After announcing a partnership with Global Motors, Andretti’s bid to finally join F1 has been gaining significant momentum after receiving support from FIA president Mohammed Ben Sulayem, who has asked the sport to be more supportive of prospective teams.
Should they join the sport, then they’ll be known as something similar to Andretti-Cadillac, with the latter being a division of Global Motors.
There is absolutely no doubt that the team will have plenty of money to offer the sport; however, Andretti’s money isn’t what the current teams are worried about.
Many sides are believed to be concerned about General Motors intentions, with some speculating that they are going to use F1 as a badging exercise.
With that in mind, Coulthard has warned Andretti that “money is not enough”.
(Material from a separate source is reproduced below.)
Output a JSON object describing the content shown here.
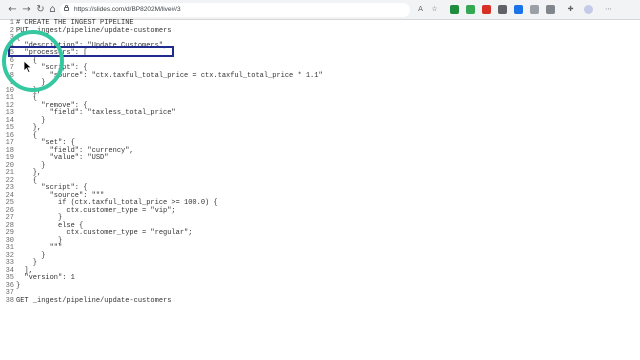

“We’ll see what the governing body and the teams work out between them,” Coulthard told PlanetF1.com.
“But right now we’re in that political manoeuvring [phase] aren’t we? People are wrangling about it.
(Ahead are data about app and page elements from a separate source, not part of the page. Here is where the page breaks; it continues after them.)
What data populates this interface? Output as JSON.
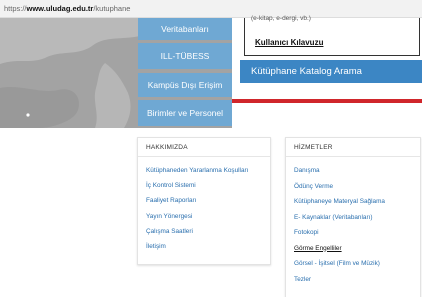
{
  "url": {
    "prefix": "https://",
    "host": "www.uludag.edu.tr",
    "path": "/kutuphane"
  },
  "nav": {
    "buttons": [
      {
        "label": "Veritabanları"
      },
      {
        "label": "ILL-TÜBESS"
      },
      {
        "label": "Kampüs Dışı Erişim"
      },
      {
        "label": "Birimler ve Personel"
      }
    ]
  },
  "dropdown": {
    "partial_text": "(e-kitap, e-dergi, vb.)",
    "guide": "Kullanıcı Kılavuzu"
  },
  "catalog": {
    "label": "Kütüphane Katalog Arama"
  },
  "hakkimizda": {
    "title": "HAKKIMIZDA",
    "items": [
      "Kütüphaneden Yararlanma Koşulları",
      "İç Kontrol Sistemi",
      "Faaliyet Raporları",
      "Yayın Yönergesi",
      "Çalışma Saatleri",
      "İletişim"
    ]
  },
  "hizmetler": {
    "title": "HİZMETLER",
    "items": [
      "Danışma",
      "Ödünç Verme",
      "Kütüphaneye Materyal Sağlama",
      "E- Kaynaklar (Veritabanları)",
      "Fotokopi",
      "Görme Engelliler",
      "Görsel - İşitsel (Film ve Müzik)",
      "Tezler"
    ]
  },
  "colors": {
    "nav_button": "#6fa8d3",
    "catalog_bar": "#3c86c4",
    "accent_red": "#d0262b",
    "link": "#2a6fae"
  }
}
“But to enter the sport is one thing, to be successful takes a lot of time, a lot of commitment and a lot of human resources. So money is not enough.”
A concern of the current teams on the grid is that they will lose money should Andretti join, with Coulthard adding that some teams might feel disgruntled given how much “investment’ they have put into their side.
The former Red Bull driver used the Austrians as an example, given that they’ve spent so long developing both their team and AlphaTauri (previously known as Toro Rosso), just for Andretti to join when the sport is booming across the globe.
“I’ve lived through an era where there were more teams at certain points and there’ve been the same amount of teams as there is now and then maybe two or three of them were really quite weak in terms of the performance.
“More cars have to be good for the spectacle but the reality is every sports man and woman has put in the hard yards before they were ever paid, because they love doing what we’re doing.
“I understand why the teams are slightly reluctant when you’ve got a franchise value based on 10 teams.
“Red Bull have two Formula 1 teams. I think it’s an incredible story of investment and vision if you look at what they’ve done over the last 15, 20 years from Red Bull Racing’s beginning and then Toro Rosso.
“So if you’ve invested all that and then another team just comes in with not having put in their investment then that affects your value.”